Penguin By Design
A Cover Story, 1935–2005
By Phil Baines
Penguin Books turned seventy in 2005, and this attractive volume celebrates its strong design tradition across the decades and gives a brief history of how the company's editorial and design visions have been intertwined. Graphic designer Phil Baines organizes the story around five major time periods, the first three of which bear the stamp of founder Allen Lane's strong hand and excellent taste. Color images of more than 600 covers reinforce the text, giving it more the feel of an exhibition catalog than a history. [read more]
Chip Kidd: Work 1986–2006, Book One
Chip Kidd: Work 1986–2006, Book One
By Chip Kidd
You know Chip Kidd, even if you don't know it. He's a living legend in the world of designers, publishers, and authors. You can't avoid him. Walk into any bookstore, and you'll be overwhelmed by his work as your eyes scan the shelves. He's even been the subject of a question on Jeopardy. A: "His work at Alfred A. Knopf made Chip Kidd a superstar in designing these." Q: "What are book covers?" [read more]
John Masefield
John Masefield
The Greak Auk of English Literature
By Philip W. Errington

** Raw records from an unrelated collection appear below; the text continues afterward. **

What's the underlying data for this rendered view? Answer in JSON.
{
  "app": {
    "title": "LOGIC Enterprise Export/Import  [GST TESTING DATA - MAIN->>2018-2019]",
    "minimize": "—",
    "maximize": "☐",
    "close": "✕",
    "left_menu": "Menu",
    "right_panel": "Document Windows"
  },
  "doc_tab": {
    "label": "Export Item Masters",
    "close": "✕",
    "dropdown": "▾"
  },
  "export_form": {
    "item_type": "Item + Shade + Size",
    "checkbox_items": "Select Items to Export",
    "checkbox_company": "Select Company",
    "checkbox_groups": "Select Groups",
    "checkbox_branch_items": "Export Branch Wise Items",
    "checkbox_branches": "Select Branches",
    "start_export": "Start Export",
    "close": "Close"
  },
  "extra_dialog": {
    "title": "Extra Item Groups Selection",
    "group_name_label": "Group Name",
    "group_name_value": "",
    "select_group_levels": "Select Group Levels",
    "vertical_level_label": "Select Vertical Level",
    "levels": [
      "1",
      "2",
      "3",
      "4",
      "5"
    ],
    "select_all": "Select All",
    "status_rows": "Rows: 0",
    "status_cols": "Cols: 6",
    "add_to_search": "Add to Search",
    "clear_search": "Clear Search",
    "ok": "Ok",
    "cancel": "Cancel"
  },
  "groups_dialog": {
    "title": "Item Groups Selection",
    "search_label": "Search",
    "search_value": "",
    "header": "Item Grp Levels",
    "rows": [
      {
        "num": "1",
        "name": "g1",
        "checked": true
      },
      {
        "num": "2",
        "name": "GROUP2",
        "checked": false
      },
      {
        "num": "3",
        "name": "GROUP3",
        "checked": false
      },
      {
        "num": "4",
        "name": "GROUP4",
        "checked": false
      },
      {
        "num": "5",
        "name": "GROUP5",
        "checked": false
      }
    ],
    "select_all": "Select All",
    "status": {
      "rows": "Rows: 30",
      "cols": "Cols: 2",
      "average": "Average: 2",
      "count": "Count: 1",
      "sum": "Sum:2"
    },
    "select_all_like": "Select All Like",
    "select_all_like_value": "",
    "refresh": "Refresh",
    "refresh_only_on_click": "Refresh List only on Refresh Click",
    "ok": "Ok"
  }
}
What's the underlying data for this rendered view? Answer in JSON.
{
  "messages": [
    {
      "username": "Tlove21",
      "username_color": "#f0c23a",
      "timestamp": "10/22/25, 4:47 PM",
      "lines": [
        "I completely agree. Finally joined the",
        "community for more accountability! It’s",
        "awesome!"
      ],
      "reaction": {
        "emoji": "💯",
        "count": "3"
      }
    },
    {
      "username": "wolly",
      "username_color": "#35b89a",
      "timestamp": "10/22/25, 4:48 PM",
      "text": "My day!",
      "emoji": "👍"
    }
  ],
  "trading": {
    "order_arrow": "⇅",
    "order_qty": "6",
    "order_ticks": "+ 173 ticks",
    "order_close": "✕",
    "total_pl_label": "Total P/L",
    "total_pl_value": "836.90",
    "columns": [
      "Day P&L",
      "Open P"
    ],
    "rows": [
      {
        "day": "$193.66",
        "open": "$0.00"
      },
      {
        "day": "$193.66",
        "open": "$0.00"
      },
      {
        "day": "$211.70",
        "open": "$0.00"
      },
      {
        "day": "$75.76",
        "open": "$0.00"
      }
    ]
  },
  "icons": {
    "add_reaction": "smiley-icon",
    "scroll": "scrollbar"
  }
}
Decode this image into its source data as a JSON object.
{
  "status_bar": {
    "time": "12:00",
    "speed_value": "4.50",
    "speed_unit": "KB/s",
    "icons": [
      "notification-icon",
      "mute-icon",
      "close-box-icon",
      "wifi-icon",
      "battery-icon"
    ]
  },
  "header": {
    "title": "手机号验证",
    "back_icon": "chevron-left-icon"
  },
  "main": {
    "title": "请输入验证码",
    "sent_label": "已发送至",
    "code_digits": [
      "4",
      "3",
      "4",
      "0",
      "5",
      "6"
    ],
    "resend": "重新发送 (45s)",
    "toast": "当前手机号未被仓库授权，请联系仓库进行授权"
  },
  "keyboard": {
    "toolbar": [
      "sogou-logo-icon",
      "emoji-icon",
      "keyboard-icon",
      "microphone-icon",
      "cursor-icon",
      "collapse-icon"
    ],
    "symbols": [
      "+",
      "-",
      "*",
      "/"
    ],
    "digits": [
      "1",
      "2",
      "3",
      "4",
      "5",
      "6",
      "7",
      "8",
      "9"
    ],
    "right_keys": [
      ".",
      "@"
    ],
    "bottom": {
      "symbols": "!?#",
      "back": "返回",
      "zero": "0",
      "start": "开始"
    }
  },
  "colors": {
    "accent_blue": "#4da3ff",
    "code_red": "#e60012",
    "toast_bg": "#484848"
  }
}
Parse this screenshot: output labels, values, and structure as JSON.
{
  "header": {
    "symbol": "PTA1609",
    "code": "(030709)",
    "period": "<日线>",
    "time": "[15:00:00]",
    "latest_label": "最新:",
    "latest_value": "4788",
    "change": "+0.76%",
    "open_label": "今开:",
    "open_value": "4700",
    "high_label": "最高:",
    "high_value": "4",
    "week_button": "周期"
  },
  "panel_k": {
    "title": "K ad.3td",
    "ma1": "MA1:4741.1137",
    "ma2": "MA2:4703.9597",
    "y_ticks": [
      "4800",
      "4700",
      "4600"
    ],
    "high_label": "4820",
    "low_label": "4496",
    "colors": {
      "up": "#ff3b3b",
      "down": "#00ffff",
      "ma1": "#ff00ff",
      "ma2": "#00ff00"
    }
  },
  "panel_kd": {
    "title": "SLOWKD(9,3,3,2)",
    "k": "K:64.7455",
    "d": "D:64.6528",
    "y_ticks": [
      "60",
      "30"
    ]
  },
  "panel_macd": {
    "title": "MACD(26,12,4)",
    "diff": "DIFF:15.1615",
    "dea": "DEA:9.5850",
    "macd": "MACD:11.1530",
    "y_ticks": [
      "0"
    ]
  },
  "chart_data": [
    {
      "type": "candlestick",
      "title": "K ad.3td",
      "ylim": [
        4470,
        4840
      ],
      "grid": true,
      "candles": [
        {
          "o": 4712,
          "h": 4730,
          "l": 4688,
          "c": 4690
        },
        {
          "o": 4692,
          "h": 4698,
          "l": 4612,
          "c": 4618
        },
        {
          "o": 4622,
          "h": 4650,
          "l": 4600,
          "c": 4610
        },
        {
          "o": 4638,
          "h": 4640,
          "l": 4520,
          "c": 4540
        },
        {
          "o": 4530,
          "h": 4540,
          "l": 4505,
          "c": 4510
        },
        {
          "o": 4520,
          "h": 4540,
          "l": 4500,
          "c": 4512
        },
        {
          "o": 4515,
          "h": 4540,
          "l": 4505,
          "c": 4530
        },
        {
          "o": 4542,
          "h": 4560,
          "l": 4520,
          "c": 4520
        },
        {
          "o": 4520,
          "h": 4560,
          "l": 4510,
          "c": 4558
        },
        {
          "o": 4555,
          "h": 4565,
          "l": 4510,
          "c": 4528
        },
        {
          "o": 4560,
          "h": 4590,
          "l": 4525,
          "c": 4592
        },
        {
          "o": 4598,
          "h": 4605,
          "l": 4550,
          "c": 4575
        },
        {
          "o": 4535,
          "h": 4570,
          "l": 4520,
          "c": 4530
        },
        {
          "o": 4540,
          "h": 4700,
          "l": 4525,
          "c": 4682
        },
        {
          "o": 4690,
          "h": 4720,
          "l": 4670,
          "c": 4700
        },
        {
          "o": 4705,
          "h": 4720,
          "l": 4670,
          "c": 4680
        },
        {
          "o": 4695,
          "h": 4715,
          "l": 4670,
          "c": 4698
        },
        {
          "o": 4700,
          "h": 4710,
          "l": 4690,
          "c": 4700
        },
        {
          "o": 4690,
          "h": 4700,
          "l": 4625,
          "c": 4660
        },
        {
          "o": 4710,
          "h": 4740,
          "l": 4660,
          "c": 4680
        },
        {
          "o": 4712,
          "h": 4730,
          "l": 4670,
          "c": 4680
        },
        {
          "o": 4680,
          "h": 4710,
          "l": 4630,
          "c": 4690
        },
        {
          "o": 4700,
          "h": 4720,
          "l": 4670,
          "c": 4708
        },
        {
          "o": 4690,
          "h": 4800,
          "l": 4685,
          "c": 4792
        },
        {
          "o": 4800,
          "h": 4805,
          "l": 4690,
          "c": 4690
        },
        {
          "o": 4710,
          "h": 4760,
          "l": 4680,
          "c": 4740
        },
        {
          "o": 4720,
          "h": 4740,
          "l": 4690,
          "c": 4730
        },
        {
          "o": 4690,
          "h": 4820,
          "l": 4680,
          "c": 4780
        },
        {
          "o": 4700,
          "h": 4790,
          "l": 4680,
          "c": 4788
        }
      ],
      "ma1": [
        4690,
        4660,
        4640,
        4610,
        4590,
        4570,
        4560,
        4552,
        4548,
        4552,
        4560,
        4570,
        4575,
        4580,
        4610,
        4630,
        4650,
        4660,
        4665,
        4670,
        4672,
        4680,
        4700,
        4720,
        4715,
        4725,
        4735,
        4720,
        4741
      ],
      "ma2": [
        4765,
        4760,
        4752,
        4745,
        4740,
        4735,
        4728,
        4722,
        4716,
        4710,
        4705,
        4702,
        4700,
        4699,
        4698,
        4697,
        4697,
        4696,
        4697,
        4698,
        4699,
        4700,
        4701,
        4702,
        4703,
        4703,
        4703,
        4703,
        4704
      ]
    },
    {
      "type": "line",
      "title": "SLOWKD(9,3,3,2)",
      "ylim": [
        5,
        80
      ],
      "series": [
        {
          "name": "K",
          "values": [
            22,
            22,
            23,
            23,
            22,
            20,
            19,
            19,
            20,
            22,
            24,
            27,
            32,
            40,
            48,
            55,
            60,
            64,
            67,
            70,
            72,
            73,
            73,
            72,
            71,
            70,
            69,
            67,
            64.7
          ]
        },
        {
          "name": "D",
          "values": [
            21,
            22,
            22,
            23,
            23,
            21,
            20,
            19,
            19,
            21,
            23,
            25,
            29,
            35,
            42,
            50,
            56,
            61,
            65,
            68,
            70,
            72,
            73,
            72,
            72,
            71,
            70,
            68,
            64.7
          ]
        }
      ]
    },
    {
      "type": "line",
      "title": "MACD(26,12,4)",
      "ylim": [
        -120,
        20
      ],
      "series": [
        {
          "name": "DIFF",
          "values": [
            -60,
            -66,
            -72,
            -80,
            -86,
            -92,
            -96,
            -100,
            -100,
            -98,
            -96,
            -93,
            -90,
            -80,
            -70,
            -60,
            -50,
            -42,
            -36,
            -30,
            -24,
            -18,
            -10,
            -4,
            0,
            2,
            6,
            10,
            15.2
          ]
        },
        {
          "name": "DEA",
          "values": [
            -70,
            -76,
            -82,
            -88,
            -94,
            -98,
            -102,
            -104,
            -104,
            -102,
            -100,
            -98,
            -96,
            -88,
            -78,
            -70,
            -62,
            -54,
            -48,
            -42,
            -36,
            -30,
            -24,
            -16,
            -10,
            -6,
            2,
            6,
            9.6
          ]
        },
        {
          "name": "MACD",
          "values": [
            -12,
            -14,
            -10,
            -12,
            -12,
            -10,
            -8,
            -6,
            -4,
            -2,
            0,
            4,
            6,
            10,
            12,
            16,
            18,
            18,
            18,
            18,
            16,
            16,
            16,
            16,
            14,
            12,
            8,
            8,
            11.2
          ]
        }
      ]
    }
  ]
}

Before you think Philip Errington terribly unkind in comparing the subject of his mammoth bibliography to a great auk, described by Webster's as "any of several black and white short-necked diving seabirds that breed in colder parts of the northern hemisphere," take note that he has instead shrewdly borrowed John Masefield's comparison of himself to this mutant penguin. [read more]